[Work instruction]
Locate the lines of the listing below that hold "user", then copy each of them.

[Task inputs]
════════

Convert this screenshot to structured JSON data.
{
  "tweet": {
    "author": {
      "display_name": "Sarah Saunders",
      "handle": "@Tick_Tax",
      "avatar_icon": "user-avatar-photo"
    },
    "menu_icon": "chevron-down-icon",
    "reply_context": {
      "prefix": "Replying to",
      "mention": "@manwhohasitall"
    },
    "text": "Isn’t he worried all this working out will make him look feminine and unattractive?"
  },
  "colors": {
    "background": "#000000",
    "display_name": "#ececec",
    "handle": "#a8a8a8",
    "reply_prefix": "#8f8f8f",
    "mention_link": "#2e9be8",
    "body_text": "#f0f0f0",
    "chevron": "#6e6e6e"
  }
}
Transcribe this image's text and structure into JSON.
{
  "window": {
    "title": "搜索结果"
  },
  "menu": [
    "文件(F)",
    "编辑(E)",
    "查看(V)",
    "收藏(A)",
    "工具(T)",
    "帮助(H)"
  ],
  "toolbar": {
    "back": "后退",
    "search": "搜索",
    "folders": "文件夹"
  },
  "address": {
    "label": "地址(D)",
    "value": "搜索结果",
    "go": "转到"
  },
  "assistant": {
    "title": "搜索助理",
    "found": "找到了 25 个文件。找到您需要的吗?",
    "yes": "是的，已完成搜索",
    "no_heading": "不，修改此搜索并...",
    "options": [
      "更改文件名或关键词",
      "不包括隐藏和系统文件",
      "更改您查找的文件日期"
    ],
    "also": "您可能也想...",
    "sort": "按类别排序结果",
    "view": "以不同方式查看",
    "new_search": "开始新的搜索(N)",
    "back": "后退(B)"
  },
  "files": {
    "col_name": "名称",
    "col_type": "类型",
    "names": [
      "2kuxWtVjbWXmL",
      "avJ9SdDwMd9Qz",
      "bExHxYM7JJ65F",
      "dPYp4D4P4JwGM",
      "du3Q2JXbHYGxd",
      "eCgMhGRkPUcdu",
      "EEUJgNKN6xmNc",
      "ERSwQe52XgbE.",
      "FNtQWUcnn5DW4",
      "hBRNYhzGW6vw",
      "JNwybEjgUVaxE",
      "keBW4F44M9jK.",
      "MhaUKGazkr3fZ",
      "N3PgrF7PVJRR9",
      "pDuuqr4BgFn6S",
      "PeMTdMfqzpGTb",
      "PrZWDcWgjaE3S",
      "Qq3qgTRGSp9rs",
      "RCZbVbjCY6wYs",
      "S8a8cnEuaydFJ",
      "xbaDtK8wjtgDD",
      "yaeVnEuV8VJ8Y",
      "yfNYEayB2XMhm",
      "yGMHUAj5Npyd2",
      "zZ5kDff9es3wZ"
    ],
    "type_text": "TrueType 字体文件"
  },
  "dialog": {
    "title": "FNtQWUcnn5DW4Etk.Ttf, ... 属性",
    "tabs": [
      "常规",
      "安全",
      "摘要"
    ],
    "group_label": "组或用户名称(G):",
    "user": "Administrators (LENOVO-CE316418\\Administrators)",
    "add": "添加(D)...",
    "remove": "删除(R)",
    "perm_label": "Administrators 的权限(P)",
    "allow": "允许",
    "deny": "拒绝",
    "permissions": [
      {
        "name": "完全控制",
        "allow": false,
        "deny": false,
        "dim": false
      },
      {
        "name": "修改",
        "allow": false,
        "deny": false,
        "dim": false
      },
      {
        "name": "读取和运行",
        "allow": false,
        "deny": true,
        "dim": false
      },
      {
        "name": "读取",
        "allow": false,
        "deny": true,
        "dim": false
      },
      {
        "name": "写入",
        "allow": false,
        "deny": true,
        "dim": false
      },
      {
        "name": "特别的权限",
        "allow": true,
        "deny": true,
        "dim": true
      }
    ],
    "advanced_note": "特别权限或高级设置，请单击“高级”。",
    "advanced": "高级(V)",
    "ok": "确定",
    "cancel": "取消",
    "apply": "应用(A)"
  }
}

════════

[Task response]
      "avatar_icon": "user-avatar-photo"
    "user": "Administrators (LENOVO-CE316418\\Administrators)",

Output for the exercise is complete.